Test tubes in the lab Research in the ATI Dance Research

Stellar Clusters in M83: Formation, evolution, disruption and the influence of environment

Bastian, N, Adamo, A, Gieles, M, Villa, ES, Lamers, HJGLM, Larsen, SS, Smith, LJ, Konstantopoulos, IS and Zackrisson, E (2011) Stellar Clusters in M83: Formation, evolution, disruption and the influence of environment Monthly Notices of the Royal Astronomical Society.

Full text not available from this repository.


We study the stellar cluster population in two adjacent fields in the nearby, face-on spiral galaxy, M83, using WFC3/HST imaging. The clusters are selected through visual inspection to be centrally concentrated, symmetric, and resolved on the images, which allows us to differentiate between clusters and likely unbound associations. We compare our sample with previous studies and show that the differences between the catalogues are largely due to the inclusion of large numbers of diffuse associations within previous catalogues. The luminosity function of the clusters is well approximated by a power-law with index, -2, over most of the observed range, however a steepening is seen at M_V = -9.3 and -8.8 in the inner and outer fields, respectively. Additionally, we show that the cluster population is inconsistent with a pure power-law mass distribution, but instead exhibits a truncation at the high mass end. If described as a Schechter function, the characteristic mass is 1.6 and 0.5 * 10^5 Msun, for the inner and outer fields, respectively, in agreement with previous estimates of other cluster populations in spiral galaxies. Comparing the predictions of the mass independent disruption (MID) and mass dependent disruption (MDD) scenarios with the observed distributions, we find that both models can accurately fit the data. However, for the MID case, the fraction of clusters destroyed (or mass lost) per decade in age is dependent on the environment, hence, the age/mass distributions of clusters are not universal. In the MDD case, the disruption timescale scales with galactocentric distance (being longer in the outer regions of the galaxy) in agreement with analytic and numerical predictions. Finally, we discuss the implications of our results on other extragalactic surveys, focussing on the fraction of stars that form in clusters and the need (or lack thereof) for infant mortality.

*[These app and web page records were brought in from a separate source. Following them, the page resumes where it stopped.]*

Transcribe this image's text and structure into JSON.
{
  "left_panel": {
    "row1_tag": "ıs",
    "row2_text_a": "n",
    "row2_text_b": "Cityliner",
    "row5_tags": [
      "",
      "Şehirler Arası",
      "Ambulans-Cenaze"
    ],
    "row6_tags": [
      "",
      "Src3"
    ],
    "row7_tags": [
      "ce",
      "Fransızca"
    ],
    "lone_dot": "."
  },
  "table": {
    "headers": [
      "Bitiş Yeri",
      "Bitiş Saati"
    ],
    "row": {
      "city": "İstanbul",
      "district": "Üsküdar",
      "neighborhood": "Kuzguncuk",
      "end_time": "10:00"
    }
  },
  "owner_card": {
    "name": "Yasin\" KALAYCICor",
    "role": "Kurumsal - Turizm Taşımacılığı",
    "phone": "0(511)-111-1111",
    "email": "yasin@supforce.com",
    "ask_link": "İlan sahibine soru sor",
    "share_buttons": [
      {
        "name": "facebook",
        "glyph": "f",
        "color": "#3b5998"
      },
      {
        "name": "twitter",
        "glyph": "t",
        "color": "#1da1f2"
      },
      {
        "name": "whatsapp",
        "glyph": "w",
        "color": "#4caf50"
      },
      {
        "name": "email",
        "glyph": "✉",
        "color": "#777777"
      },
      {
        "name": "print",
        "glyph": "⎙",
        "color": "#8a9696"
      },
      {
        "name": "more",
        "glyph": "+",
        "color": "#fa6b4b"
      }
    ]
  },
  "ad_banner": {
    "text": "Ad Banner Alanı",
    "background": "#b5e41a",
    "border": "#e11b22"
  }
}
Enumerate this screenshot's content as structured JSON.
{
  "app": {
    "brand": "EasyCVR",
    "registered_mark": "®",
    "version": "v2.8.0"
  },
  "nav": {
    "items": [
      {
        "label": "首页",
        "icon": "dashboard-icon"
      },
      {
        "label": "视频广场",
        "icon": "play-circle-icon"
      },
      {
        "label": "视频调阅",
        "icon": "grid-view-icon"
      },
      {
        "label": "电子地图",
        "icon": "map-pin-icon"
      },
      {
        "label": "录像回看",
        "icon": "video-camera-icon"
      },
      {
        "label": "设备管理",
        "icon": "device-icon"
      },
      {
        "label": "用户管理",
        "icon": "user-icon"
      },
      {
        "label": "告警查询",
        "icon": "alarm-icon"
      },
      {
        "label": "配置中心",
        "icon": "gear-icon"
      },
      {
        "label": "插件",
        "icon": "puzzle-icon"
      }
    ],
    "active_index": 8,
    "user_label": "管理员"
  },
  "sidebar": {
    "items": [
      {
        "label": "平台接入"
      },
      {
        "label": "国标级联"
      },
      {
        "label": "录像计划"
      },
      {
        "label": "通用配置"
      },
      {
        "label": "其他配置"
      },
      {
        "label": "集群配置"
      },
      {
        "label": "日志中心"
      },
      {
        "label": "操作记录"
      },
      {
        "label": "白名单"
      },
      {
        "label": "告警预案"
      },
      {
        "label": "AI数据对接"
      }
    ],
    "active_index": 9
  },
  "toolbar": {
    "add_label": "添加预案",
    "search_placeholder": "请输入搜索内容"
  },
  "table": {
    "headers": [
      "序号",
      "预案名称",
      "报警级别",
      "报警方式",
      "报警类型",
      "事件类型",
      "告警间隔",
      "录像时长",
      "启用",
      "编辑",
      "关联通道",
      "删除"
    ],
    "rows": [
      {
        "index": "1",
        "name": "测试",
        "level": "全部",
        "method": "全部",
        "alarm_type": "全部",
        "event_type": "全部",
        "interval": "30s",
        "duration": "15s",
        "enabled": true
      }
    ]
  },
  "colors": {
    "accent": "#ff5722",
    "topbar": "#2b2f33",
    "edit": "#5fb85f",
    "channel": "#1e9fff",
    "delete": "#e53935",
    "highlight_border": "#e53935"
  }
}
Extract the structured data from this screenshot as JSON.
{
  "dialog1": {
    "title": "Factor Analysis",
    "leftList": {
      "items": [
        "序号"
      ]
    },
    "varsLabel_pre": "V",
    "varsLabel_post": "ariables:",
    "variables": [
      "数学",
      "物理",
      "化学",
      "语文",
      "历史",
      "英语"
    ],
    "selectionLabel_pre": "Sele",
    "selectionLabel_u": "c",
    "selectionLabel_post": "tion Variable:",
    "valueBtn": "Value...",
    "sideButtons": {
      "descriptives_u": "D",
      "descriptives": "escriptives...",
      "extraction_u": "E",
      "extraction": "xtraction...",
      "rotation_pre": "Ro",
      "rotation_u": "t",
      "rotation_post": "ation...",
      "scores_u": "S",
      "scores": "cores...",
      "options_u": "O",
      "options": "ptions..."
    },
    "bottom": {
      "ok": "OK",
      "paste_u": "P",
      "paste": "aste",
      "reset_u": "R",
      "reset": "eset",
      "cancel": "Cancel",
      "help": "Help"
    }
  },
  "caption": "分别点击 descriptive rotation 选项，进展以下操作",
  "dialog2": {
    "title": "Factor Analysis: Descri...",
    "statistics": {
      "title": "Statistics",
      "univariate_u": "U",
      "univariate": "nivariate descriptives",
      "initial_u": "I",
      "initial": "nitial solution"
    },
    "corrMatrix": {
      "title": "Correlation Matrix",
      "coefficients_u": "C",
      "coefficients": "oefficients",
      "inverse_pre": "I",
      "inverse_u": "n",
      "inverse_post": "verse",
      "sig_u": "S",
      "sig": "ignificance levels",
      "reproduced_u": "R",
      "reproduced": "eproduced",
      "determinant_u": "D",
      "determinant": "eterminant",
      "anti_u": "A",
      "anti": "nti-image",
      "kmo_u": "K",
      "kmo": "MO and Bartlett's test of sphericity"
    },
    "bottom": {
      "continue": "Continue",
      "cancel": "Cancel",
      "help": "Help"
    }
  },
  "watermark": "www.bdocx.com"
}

Item Type: Article
Divisions : Surrey research (other units)
Authors :
Bastian, N
Adamo, A
Villa, ES
Lamers, HJGLM
Larsen, SS
Smith, LJ
Konstantopoulos, IS
Zackrisson, E
Date : 27 September 2011
DOI : 10.1111/j.1365-2966.2011.19909.x
Related URLs :
Depositing User : Symplectic Elements
Date Deposited : 17 May 2017 12:40
Last Modified : 24 Jan 2020 22:39

Actions (login required)

View Item View Item


Downloads per month over past year

Information about this web site

© The University of Surrey, Guildford, Surrey, GU2 7XH, United Kingdom.
+44 (0)1483 300800